In the Melinda Herman case, it was clear the intruder wasn’t a confused, intoxicated accidental interloper. By approaching the front door with a crowbar, Slater sent a clear message that he meant to break in. However, rather than waiting in the living room to meet the intruder face to face once he broke through the front door, Herman, as Steve Moses notes, “gathered up her children, got access to the revolver, and she retreated to a more defensible space. She got herself into a position where she was going to see that guy before he saw her.”

The facts are unclear regarding whether Slater knew anyone was in the house. At trial, Slater admitted that he broke in to steal, but claimed he didn’t know anyone was home. Despite his claims to the contrary, the intruder seemed intent on finding Herman — making the effort to smash through two more locked doors to get to her. With each locked door that Slater breached, he sent Herman a clear signal that his presence was not accidental and that his intentions were malicious. With each threshold he breached, he made Melinda Herman’s use of force that much more justified.

Firearms instructor Tatiana Whitlock introduced us to the Melinda Herman case. Tatiana says Herman “worked really hard to put barriers between herself and her children. If you’re home alone, that’s one thing, but if you’re home with people you’re responsible for, and little kids, what are you going to do? She chose a place that she felt, clearly, was the most inconvenient and hard to get to, and he pursued her through an entire household.”

Don West, criminal defense attorney and National Trial Counsel for CCW Safe, says the Melinda Herman case is one of the most clear-cut self-defense cases we have encountered. “When Melinda Herman knew someone was in the house, and knew doors were being broken into, she gained a reasonable belief that this guy was coming after her, coming after the kids.” She did everything she possibly could to avoid the shooting, and she couldn’t have been more justified when she finally pulled the trigger.
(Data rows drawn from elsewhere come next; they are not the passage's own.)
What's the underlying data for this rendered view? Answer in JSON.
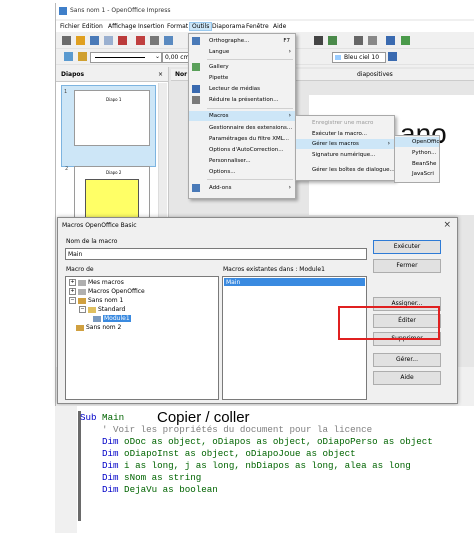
{
  "window": {
    "title": "Sans nom 1 - OpenOffice Impress"
  },
  "menubar": [
    "Fichier",
    "Edition",
    "Affichage",
    "Insertion",
    "Format",
    "Outils",
    "Diaporama",
    "Fenêtre",
    "Aide"
  ],
  "toolbar2": {
    "size_value": "0,00 cm",
    "color_value": "Bleu ciel 10"
  },
  "panel": {
    "title": "Diapos",
    "slide1_label": "Diapo 1",
    "slide2_label": "Diapo 2",
    "slide1_num": "1",
    "slide2_num": "2"
  },
  "editor": {
    "tab_normal": "Nor",
    "tab_header": "diapositives",
    "big_text_fragment": "ano"
  },
  "outils_menu": {
    "items": [
      {
        "label": "Orthographe...",
        "shortcut": "F7"
      },
      {
        "label": "Langue",
        "submenu": true
      },
      {
        "label": "Gallery"
      },
      {
        "label": "Pipette"
      },
      {
        "label": "Lecteur de médias"
      },
      {
        "label": "Réduire la présentation..."
      },
      {
        "label": "Macros",
        "submenu": true
      },
      {
        "label": "Gestionnaire des extensions..."
      },
      {
        "label": "Paramétrages du filtre XML..."
      },
      {
        "label": "Options d'AutoCorrection..."
      },
      {
        "label": "Personnaliser..."
      },
      {
        "label": "Options..."
      },
      {
        "label": "Add-ons",
        "submenu": true
      }
    ]
  },
  "macros_submenu": [
    "Enregistrer une macro",
    "Exécuter la macro...",
    "Gérer les macros",
    "Signature numérique...",
    "Gérer les boîtes de dialogue..."
  ],
  "gerer_submenu": [
    "OpenOffice",
    "Python...",
    "BeanShe",
    "JavaScri"
  ],
  "dialog": {
    "title": "Macros OpenOffice Basic",
    "name_label": "Nom de la macro",
    "name_value": "Main",
    "from_label": "Macro de",
    "existing_label": "Macros existantes dans : Module1",
    "existing_items": [
      "Main"
    ],
    "tree": [
      "Mes macros",
      "Macros OpenOffice",
      "Sans nom 1",
      "Standard",
      "Module1",
      "Sans nom 2"
    ],
    "buttons": {
      "run": "Exécuter",
      "close": "Fermer",
      "assign": "Assigner...",
      "edit": "Éditer",
      "delete": "Supprimer",
      "manage": "Gérer...",
      "help": "Aide"
    }
  },
  "code": {
    "overlay_label": "Copier / coller",
    "lines": [
      [
        "Sub",
        " Main"
      ],
      [
        "' Voir les propriétés du document pour la licence"
      ],
      [
        "Dim",
        " oDoc as object, oDiapos as object, oDiapoPerso as object"
      ],
      [
        "Dim",
        " oDiapoInst as object, oDiapoJoue as object"
      ],
      [
        "Dim",
        " i as long, j as long, nbDiapos as long, alea as long"
      ],
      [
        "Dim",
        " sNom as string"
      ],
      [
        "Dim",
        " DejaVu as boolean"
      ]
    ]
  },
  "colors": {
    "highlight": "#cde6f7",
    "annotation_box": "#e02020",
    "slide_fill": "#ffff66",
    "keyword": "#0000c8"
  }
}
The lesson for the concealed carrier is that, no matter how justified you are in using deadly force in self-defense, if you can safely avoid a shooting, that is a better outcome. Furthermore, if you make every effort to avoid a self-defense shooting and the attacker persists, it amplifies your self-defense claim. Farr was prosecuted. Wafer was convicted. Even Dorsey endured a month-long investigation before being declared justified. Just six days after the shooting of Slater, Sheriff Joe Chapman told reporters, “This lady decided that she wasn’t going to be a victim, and I think everyone else looks at this and hopes they have the courage to do what she done.” If you’re ever forced to defend yourself against an intruder, I assume you’d want a similar response from the local Sheriff. That’s Melinda Herman’s lesson for you.


Shawn Vincent is a litigation consultant who helps select juries in self-defense cases, and he manages public interest of high-profile legal matters.  If you have any questions for Shawn, or would like more articles like this, let us know belo